= WHAT TO PRODUCE =
All lines in the material below that contain "JSON" should be located and copied.

= SOURCE RECORDS =

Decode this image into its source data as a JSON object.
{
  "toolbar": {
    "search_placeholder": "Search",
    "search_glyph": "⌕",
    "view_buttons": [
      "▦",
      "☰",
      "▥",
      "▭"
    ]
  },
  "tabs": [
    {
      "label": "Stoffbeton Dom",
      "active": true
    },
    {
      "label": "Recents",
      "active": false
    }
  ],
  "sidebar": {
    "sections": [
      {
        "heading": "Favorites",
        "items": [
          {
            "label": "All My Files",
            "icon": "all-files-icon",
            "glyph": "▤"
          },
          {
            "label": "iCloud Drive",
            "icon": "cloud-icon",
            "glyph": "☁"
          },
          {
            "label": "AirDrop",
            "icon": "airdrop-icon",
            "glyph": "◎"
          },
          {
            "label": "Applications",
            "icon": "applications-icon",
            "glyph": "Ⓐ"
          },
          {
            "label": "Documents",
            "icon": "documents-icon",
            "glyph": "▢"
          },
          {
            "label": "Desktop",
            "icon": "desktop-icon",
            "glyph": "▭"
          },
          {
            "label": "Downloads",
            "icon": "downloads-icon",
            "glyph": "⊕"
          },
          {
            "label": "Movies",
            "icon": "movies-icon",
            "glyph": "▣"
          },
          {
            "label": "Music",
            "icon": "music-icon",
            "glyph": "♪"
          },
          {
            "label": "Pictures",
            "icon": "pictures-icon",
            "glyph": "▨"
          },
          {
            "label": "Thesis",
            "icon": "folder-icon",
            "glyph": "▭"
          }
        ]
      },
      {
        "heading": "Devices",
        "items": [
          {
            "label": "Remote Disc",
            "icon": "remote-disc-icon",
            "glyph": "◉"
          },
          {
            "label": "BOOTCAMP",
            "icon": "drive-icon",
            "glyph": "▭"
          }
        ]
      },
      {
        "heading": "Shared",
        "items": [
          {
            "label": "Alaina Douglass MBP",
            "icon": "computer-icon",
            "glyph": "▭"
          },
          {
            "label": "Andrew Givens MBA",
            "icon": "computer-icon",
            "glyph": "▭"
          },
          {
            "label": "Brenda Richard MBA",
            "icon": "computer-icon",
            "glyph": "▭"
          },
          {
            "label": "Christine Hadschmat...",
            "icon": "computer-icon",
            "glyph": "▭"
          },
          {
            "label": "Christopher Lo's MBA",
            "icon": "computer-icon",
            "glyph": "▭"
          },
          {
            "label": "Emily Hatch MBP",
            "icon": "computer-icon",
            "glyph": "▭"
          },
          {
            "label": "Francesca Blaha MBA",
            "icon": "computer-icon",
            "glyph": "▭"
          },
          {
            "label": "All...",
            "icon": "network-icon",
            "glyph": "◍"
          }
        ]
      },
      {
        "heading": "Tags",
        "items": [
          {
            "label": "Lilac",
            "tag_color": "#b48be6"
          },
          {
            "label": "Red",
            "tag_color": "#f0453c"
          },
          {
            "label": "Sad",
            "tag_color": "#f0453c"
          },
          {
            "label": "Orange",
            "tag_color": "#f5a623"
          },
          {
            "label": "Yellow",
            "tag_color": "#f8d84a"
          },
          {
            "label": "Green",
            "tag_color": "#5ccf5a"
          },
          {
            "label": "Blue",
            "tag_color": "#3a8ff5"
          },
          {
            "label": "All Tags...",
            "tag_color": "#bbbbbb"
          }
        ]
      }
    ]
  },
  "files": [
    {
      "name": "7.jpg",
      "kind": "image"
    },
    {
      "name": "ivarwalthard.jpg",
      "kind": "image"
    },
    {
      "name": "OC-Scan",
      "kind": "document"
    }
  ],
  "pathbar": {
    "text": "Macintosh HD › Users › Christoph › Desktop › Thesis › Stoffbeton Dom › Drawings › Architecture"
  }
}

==

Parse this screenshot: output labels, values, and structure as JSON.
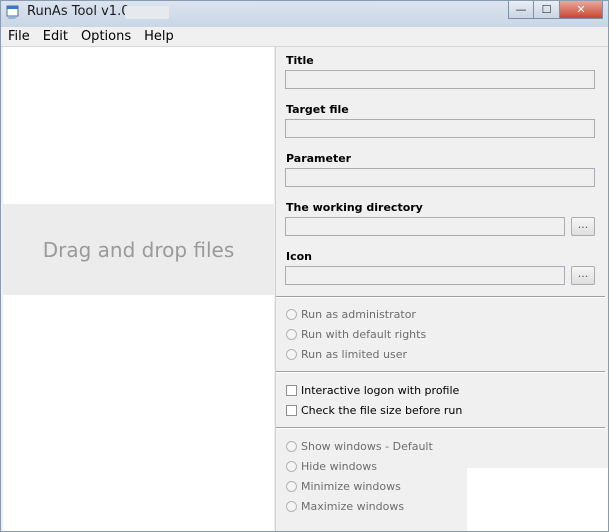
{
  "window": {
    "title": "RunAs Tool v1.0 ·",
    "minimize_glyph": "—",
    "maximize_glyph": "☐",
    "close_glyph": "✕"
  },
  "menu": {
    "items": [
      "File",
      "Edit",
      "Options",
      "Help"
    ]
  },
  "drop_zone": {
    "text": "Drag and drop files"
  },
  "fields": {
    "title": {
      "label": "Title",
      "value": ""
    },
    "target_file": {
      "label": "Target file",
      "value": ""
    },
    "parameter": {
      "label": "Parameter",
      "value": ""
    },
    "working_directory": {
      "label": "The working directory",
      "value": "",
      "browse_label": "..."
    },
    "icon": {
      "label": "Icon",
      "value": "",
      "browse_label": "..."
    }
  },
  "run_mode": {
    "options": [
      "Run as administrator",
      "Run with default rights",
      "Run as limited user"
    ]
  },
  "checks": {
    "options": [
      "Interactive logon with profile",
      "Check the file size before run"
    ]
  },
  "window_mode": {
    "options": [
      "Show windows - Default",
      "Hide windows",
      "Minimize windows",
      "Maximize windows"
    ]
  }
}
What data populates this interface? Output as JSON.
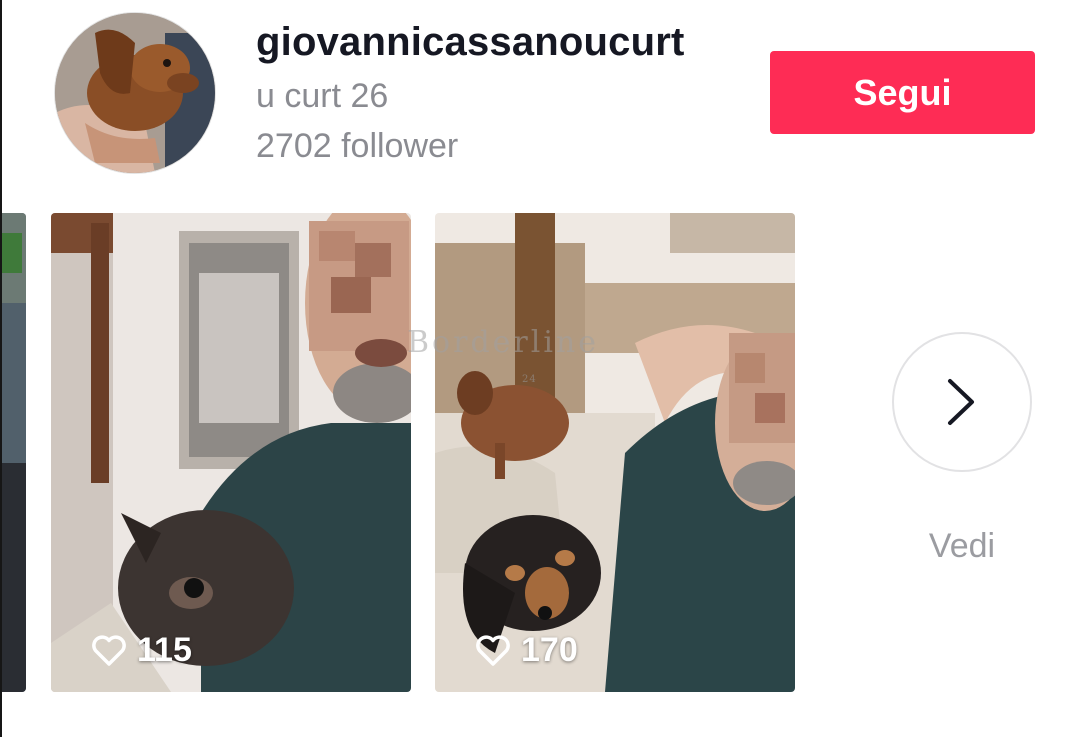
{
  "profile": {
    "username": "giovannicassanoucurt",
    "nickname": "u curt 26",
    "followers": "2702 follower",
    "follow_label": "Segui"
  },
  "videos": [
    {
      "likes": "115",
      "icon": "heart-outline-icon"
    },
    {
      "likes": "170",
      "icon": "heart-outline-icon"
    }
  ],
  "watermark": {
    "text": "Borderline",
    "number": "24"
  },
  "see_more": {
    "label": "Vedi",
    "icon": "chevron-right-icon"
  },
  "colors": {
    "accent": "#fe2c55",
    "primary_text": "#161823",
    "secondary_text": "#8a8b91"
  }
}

= EXERCISE RESPONSE =
Decode this image into its source data as a JSON object.
Parse this screenshot: output labels, values, and structure as JSON.
What data populates this interface? Output as JSON.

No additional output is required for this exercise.